■ Problem to solve ■
List all lines of the data containing the word "check".

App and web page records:
___
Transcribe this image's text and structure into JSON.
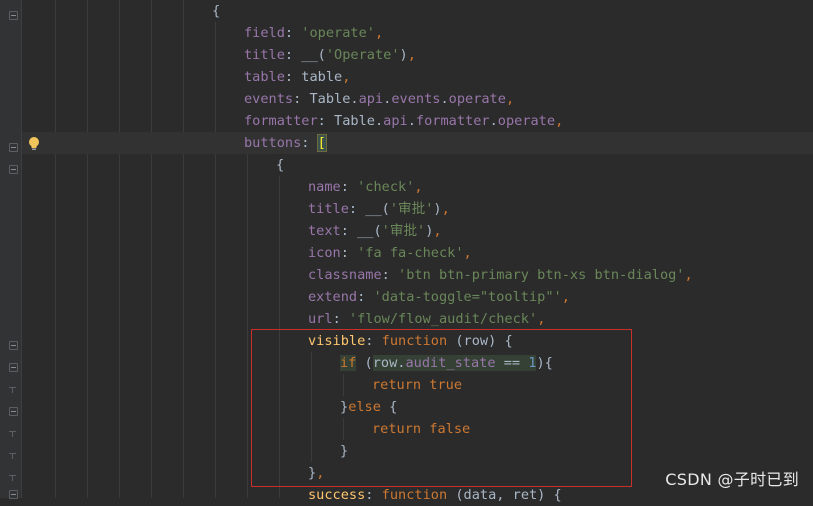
{
  "editor": {
    "lines": [
      {
        "parts": [
          {
            "t": "{",
            "c": "plain"
          }
        ]
      },
      {
        "parts": [
          {
            "t": "field",
            "c": "p"
          },
          {
            "t": ": ",
            "c": "plain"
          },
          {
            "t": "'operate'",
            "c": "s"
          },
          {
            "t": ",",
            "c": "k"
          }
        ]
      },
      {
        "parts": [
          {
            "t": "title",
            "c": "p"
          },
          {
            "t": ": __(",
            "c": "plain"
          },
          {
            "t": "'Operate'",
            "c": "s"
          },
          {
            "t": ")",
            "c": "plain"
          },
          {
            "t": ",",
            "c": "k"
          }
        ]
      },
      {
        "parts": [
          {
            "t": "table",
            "c": "p"
          },
          {
            "t": ": table",
            "c": "plain"
          },
          {
            "t": ",",
            "c": "k"
          }
        ]
      },
      {
        "parts": [
          {
            "t": "events",
            "c": "p"
          },
          {
            "t": ": Table.",
            "c": "plain"
          },
          {
            "t": "api",
            "c": "p"
          },
          {
            "t": ".",
            "c": "plain"
          },
          {
            "t": "events",
            "c": "p"
          },
          {
            "t": ".",
            "c": "plain"
          },
          {
            "t": "operate",
            "c": "p"
          },
          {
            "t": ",",
            "c": "k"
          }
        ]
      },
      {
        "parts": [
          {
            "t": "formatter",
            "c": "p"
          },
          {
            "t": ": Table.",
            "c": "plain"
          },
          {
            "t": "api",
            "c": "p"
          },
          {
            "t": ".",
            "c": "plain"
          },
          {
            "t": "formatter",
            "c": "p"
          },
          {
            "t": ".",
            "c": "plain"
          },
          {
            "t": "operate",
            "c": "p"
          },
          {
            "t": ",",
            "c": "k"
          }
        ]
      },
      {
        "parts": [
          {
            "t": "buttons",
            "c": "p"
          },
          {
            "t": ": ",
            "c": "plain"
          },
          {
            "t": "[",
            "c": "bracket-hl"
          }
        ]
      },
      {
        "parts": [
          {
            "t": "{",
            "c": "plain"
          }
        ]
      },
      {
        "parts": [
          {
            "t": "name",
            "c": "p"
          },
          {
            "t": ": ",
            "c": "plain"
          },
          {
            "t": "'check'",
            "c": "s"
          },
          {
            "t": ",",
            "c": "k"
          }
        ]
      },
      {
        "parts": [
          {
            "t": "title",
            "c": "p"
          },
          {
            "t": ": __(",
            "c": "plain"
          },
          {
            "t": "'审批'",
            "c": "s"
          },
          {
            "t": ")",
            "c": "plain"
          },
          {
            "t": ",",
            "c": "k"
          }
        ]
      },
      {
        "parts": [
          {
            "t": "text",
            "c": "p"
          },
          {
            "t": ": __(",
            "c": "plain"
          },
          {
            "t": "'审批'",
            "c": "s"
          },
          {
            "t": ")",
            "c": "plain"
          },
          {
            "t": ",",
            "c": "k"
          }
        ]
      },
      {
        "parts": [
          {
            "t": "icon",
            "c": "p"
          },
          {
            "t": ": ",
            "c": "plain"
          },
          {
            "t": "'fa fa-check'",
            "c": "s"
          },
          {
            "t": ",",
            "c": "k"
          }
        ]
      },
      {
        "parts": [
          {
            "t": "classname",
            "c": "p"
          },
          {
            "t": ": ",
            "c": "plain"
          },
          {
            "t": "'btn btn-primary btn-xs btn-dialog'",
            "c": "s"
          },
          {
            "t": ",",
            "c": "k"
          }
        ]
      },
      {
        "parts": [
          {
            "t": "extend",
            "c": "p"
          },
          {
            "t": ": ",
            "c": "plain"
          },
          {
            "t": "'data-toggle=\"tooltip\"'",
            "c": "s"
          },
          {
            "t": ",",
            "c": "k"
          }
        ]
      },
      {
        "parts": [
          {
            "t": "url",
            "c": "p"
          },
          {
            "t": ": ",
            "c": "plain"
          },
          {
            "t": "'flow/flow_audit/check'",
            "c": "s"
          },
          {
            "t": ",",
            "c": "k"
          }
        ]
      },
      {
        "parts": [
          {
            "t": "visible",
            "c": "fn"
          },
          {
            "t": ": ",
            "c": "plain"
          },
          {
            "t": "function ",
            "c": "k"
          },
          {
            "t": "(row) {",
            "c": "plain"
          }
        ]
      },
      {
        "parts": [
          {
            "t": "if",
            "c": "k hl-k"
          },
          {
            "t": " (",
            "c": "plain"
          },
          {
            "t": "row.",
            "c": "hl"
          },
          {
            "t": "audit_state",
            "c": "p hl-k"
          },
          {
            "t": " == ",
            "c": "hl"
          },
          {
            "t": "1",
            "c": "n hl-k"
          },
          {
            "t": "){",
            "c": "plain"
          }
        ]
      },
      {
        "parts": [
          {
            "t": "return true",
            "c": "k"
          }
        ]
      },
      {
        "parts": [
          {
            "t": "}",
            "c": "plain"
          },
          {
            "t": "else",
            "c": "k"
          },
          {
            "t": " {",
            "c": "plain"
          }
        ]
      },
      {
        "parts": [
          {
            "t": "return false",
            "c": "k"
          }
        ]
      },
      {
        "parts": [
          {
            "t": "}",
            "c": "plain"
          }
        ]
      },
      {
        "parts": [
          {
            "t": "}",
            "c": "plain"
          },
          {
            "t": ",",
            "c": "k"
          }
        ]
      },
      {
        "parts": [
          {
            "t": "success",
            "c": "fn"
          },
          {
            "t": ": ",
            "c": "plain"
          },
          {
            "t": "function ",
            "c": "k"
          },
          {
            "t": "(data, ret) {",
            "c": "plain"
          }
        ]
      }
    ]
  },
  "watermark": "CSDN @子时已到"
}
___
■ Exercise response ■
            "t": "'check'",
            "t": "'fa fa-check'",
            "t": "'flow/flow_audit/check'",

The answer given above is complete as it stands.